Thursday, August 14, 2008

Spring and JEE

A helpful article I found on the value add of Spring...

Why do J2EE applications need Spring? The core of Spring explained...

It says most of the things I would say and doesn't "get ahead of itself".

I would strongly agree with points 1 and 2. Point 3, though it is a feature, is not something that I think, is used as much as people think. The reason I say that is how often do you actually have two implementations of the same interface, and switch between them? In our application we have loads of DAO objects, loads of service interfaces and yet we without fail have a one to one mapping between the interface and its implementation. The interfaces, IMO are useless fuzz. What I would prefer in fact would be for them all to be accessed directly (no interface) and then if and interface is required, then I can quickly and easily with the tools we have today, extract an interface and it's now abstracted. I only have the fuzz where it is absolutely necessary.

Though I must admit that we do use this feature and it does add value. I just don't think it is is the killer feature of the Spring Framework.

One of these days I think I should write a "why I like Spring Article..."

Monday, August 11, 2008

JEE take up could be better...

I work on a fairly large Jave Enterprise Edition application, deployed onto Websphere. The company is a large corporate and the application is a publicly available web site, involving a .net front end, java back end and a database.

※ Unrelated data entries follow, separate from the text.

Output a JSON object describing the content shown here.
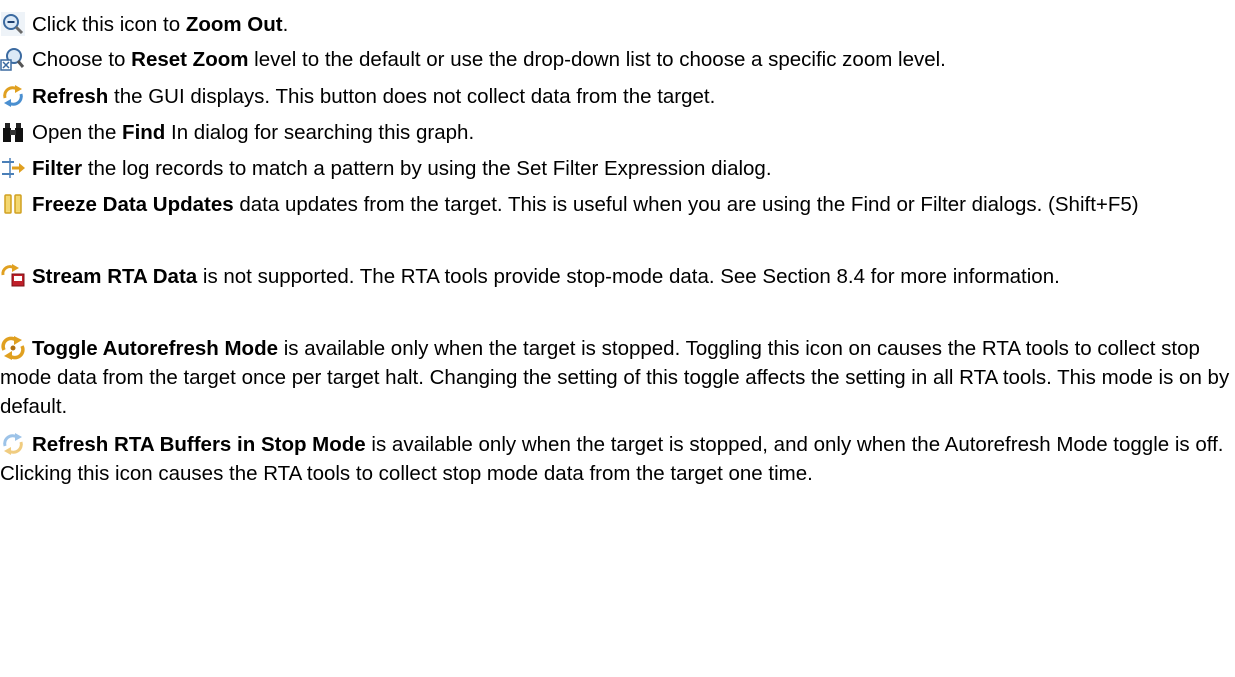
{
  "entries": [
    {
      "id": "zoom-out",
      "icon": "zoom-out-icon",
      "pre": "Click this icon to ",
      "bold": "Zoom Out",
      "post": "."
    },
    {
      "id": "reset-zoom",
      "icon": "reset-zoom-icon",
      "pre": "Choose to ",
      "bold": "Reset Zoom",
      "post": " level to the default or use the drop-down list to choose a specific zoom level."
    },
    {
      "id": "refresh",
      "icon": "refresh-icon",
      "pre": "",
      "bold": "Refresh",
      "post": " the GUI displays. This button does not collect data from the target."
    },
    {
      "id": "find",
      "icon": "binoculars-icon",
      "pre": "Open the ",
      "bold": "Find",
      "post": " In dialog for searching this graph."
    },
    {
      "id": "filter",
      "icon": "filter-icon",
      "pre": "",
      "bold": "Filter",
      "post": " the log records to match a pattern by using the Set Filter Expression dialog."
    },
    {
      "id": "freeze",
      "icon": "pause-icon",
      "pre": "",
      "bold": "Freeze Data Updates",
      "post": " data updates from the target. This is useful when you are using the Find or Filter dialogs. (Shift+F5)"
    },
    {
      "id": "stream",
      "icon": "stream-icon",
      "pre": "",
      "bold": "Stream RTA Data",
      "post": " is not supported. The RTA tools provide stop-mode data. See Section 8.4 for more information."
    },
    {
      "id": "autorefresh",
      "icon": "autorefresh-icon",
      "pre": "",
      "bold": "Toggle Autorefresh Mode",
      "post": " is available only when the target is stopped. Toggling this icon on causes the RTA tools to collect stop mode data from the target once per target halt. Changing the setting of this toggle affects the setting in all RTA tools. This mode is on by default."
    },
    {
      "id": "refresh-rta",
      "icon": "refresh-rta-icon",
      "pre": "",
      "bold": "Refresh RTA Buffers in Stop Mode",
      "post": " is available only when the target is stopped, and only when the Autorefresh Mode toggle is off. Clicking this icon causes the RTA tools to collect stop mode data from the target one time."
    }
  ]
}
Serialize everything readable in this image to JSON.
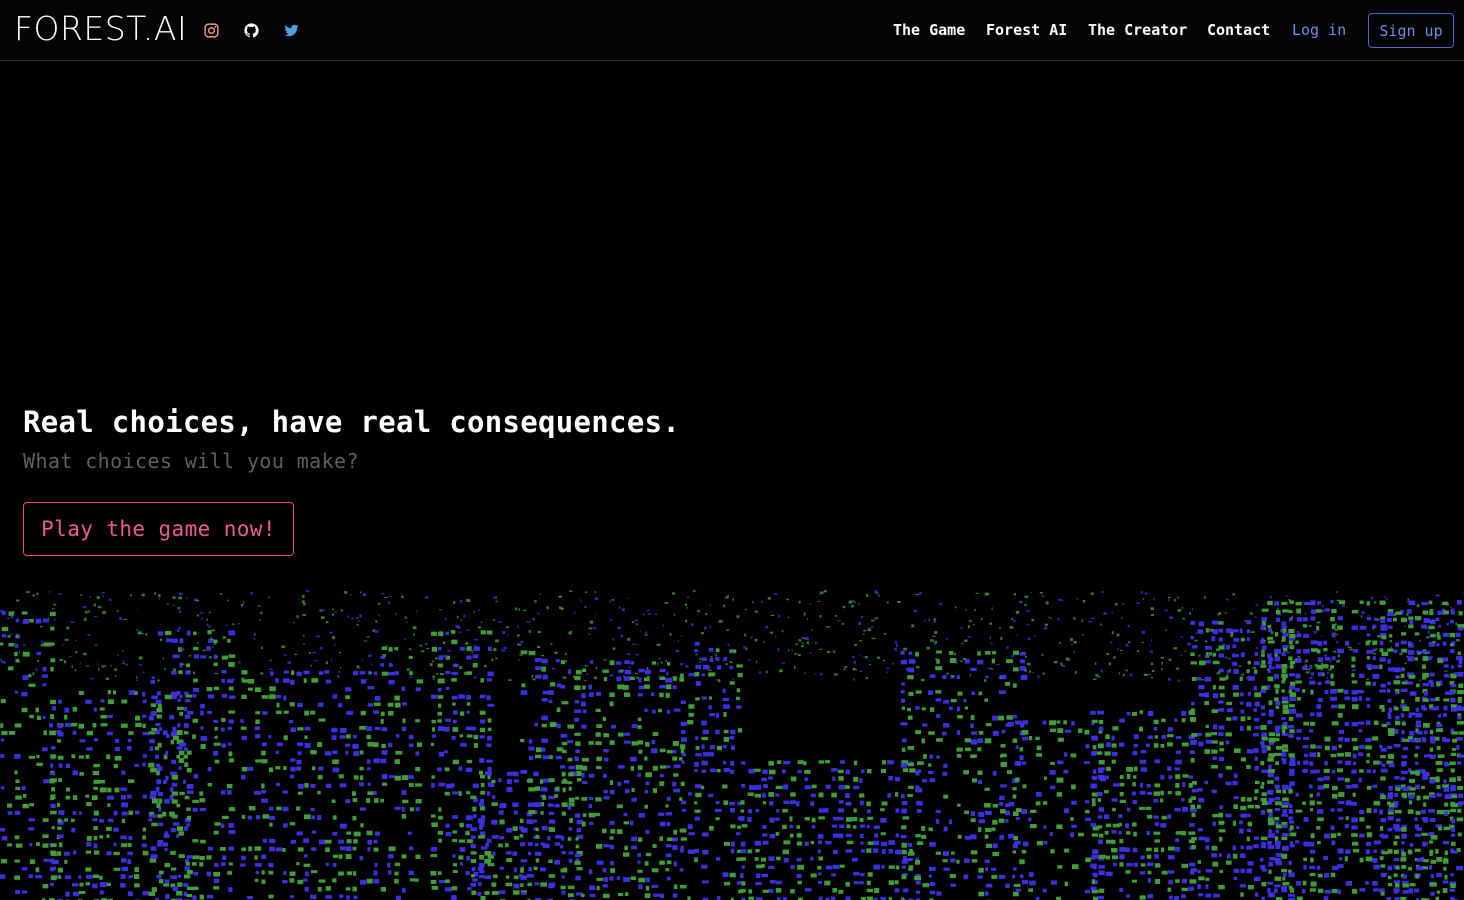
{
  "brand": {
    "logo_text": "FOREST.AI"
  },
  "social": [
    {
      "name": "instagram-icon",
      "color": "#e8a07a"
    },
    {
      "name": "github-icon",
      "color": "#ffffff"
    },
    {
      "name": "twitter-icon",
      "color": "#4aa3e8"
    }
  ],
  "nav": {
    "items": [
      "The Game",
      "Forest AI",
      "The Creator",
      "Contact"
    ],
    "login_label": "Log in",
    "signup_label": "Sign up"
  },
  "hero": {
    "title": "Real choices, have real consequences.",
    "subtitle": "What choices will you make?",
    "cta_label": "Play the game now!"
  },
  "colors": {
    "accent_pink": "#e84a8e",
    "accent_blue": "#4d68c8",
    "city_green": "#3f9d3a",
    "city_blue": "#3b30e0"
  }
}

The application runs on websphere and is deployed by a team of people who manage the server environment. There are lots of similar applications which they manage.

We have our own "dev" application servers - these are little more than developer spec boxes running linux. They are used for basic testing and to validate the application before it gets promoted. And, because we manage these environments, have carte blanche access.

The amazing thing is that the application always works just fine in this environment, but when promoted, it suddenly no longer works. And it is no coincidence that the application does not work in environments we have no access to.

Now, when the application does not work, we get blamed. The onus always falls on us, the developers to fix the problem even though we have little to no access to their environments the application is deployed on. The fact that the applications work in the environments we do manage means that the problem lies in the fact that we cannot configure these environments ourselves.

What does this cause?

It causes us developers to build our applications in such a way as they have as little depedency as possible on the environment they're running in. Thus we use as little of the JEE spec as possible because those are the bits that need to be configured on the running application server.

I am convinced that if we had better access to the test servers, we would be more inclined to use the rich functionality provided by the JEE specification.